Ford’s new 1.0-liter Ecoboost three-cylinder is much smaller than the typical engines offered in the U.S. That’s because European vehicles have used smaller motors even before the trend of downsizing has become so popular.
The smallest member of the Ecoboost family will debut in the 2012 European Focus. It is turbocharged and direct-injected but it doesn’t have a balance shaft since the flywheel and front pulley were designed to be precisely out of balance to counter vibrations.
Ford claims that this is a first for a production engine. Ford said that the new engine can deliver the power of a 1.6-liter four pot, more particularly, 118hp and 125 lb-ft of torque from only 1,300 rpm. A torque of 147 lb-ft is available for short bursts due to an overboost feature.
A non-turbo variant could generate 98hp. In a statement, Ford said that the engine will be featured first the European Focus and will be offered in the C-MAX and B-MAX next, accordinf to LeftLaneNews.
Ford added that the engine will be offered soon in China and in North America too. Ford has yet to reveal the expected fuel economy gains. Hoare said that the 1.0-litre EcoBoost is “one of the most advanced engines” that Ford has ever made as it utilizes numerous innovative techniques and technologies. He said that this engine demonstrates this principle in Ford’s EcoBoost technology to enhance fuel economy without affecting performance.
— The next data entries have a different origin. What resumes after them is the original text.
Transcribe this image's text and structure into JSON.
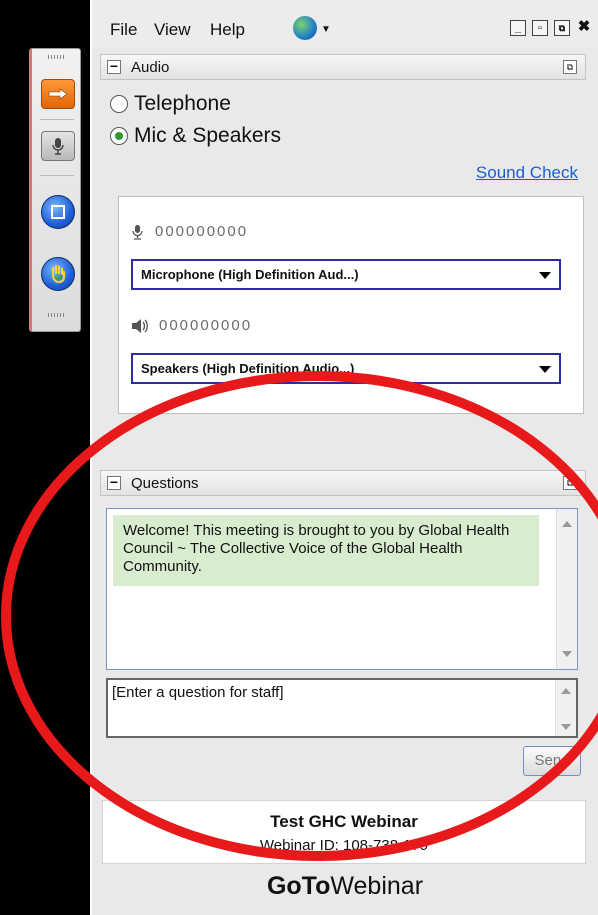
{
  "menu": {
    "file": "File",
    "view": "View",
    "help": "Help"
  },
  "audio": {
    "title": "Audio",
    "options": [
      "Telephone",
      "Mic & Speakers"
    ],
    "selected": "Mic & Speakers",
    "sound_check": "Sound Check",
    "microphone_level": "000000000",
    "speaker_level": "000000000",
    "microphone_device": "Microphone (High Definition Aud...)",
    "speaker_device": "Speakers (High Definition Audio...)"
  },
  "questions": {
    "title": "Questions",
    "welcome_message": "Welcome! This meeting is brought to you by Global Health Council ~ The Collective Voice of the Global Health Community.",
    "input_placeholder": "[Enter a question for staff]",
    "send_label": "Send"
  },
  "webinar": {
    "title": "Test GHC Webinar",
    "id_text": "Webinar ID: 108-738-179"
  },
  "brand": {
    "bold": "GoTo",
    "regular": "Webinar"
  },
  "colors": {
    "annotation": "#e8191a",
    "link": "#1a5fd0",
    "highlight": "#d8eccf",
    "toolbar_arrow": "#f07a12"
  }
}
The latest generation of the Ford Focus was developed in Europe and is being sold in more than 120 global markets. To boost efficiency, these new Focus models for each market share around 80 percent of their parts. This was made possible by the fact that the next-generation Focus is underpinned by Ford’s new global C-segment platform, which is bound to at least ten new global vehicles and account for two million units of yearly production by 2012.
Kuzak remarked that the unveiling of the three core Focus body styles in Paris, France, marks a new milestone for Ford’s global C-car strategy. He quipped that Ford will commence production of the new Focus simultaneously at its assembly sites in Saarlouis, Germany, and Michigan, United States, in the next few months. Kuzak also disclosed that Ford is not planning to expand the three-model next-generation Focus range with a three-door or a Coupé-Cabriolet.
He explained that with Ford’s decision to adopt a coupé-like design for the five-door hatchback, it would be unviable to create a three-door version. However, Kuzak said, the three-model Focus range already offers an ideal blend of athletic and dynamic appearance with every-day practicality.
Kuzak said that for customers seeking a C-car with the same dynamic look but with extra space, the stylish new C-MAX would be a perfect proposition. Ford also unveiled at Paris its new Ford Focus ST performance model, which would be launched in 2012. This new Ford Focus ST will be powered by a 250 PS Ford EcoBoost engine. For now, Ford’s assembly facilities in Saarlouis and Michigan are getting ready for simultaneous production by the end of 2010.
Ford’s Saarlouis site will build all three Ford Focus body styles while the Michigan facility will only produce the 4-door and 5-door derivatives. By mid-2011, Ford’s assembly plant in St. Petersburg, Russia will commence production of the new 4-door and 5-door models. By early 2012, Ford’s manufacturing site in Chongqing, China, will also begin building the new Focus.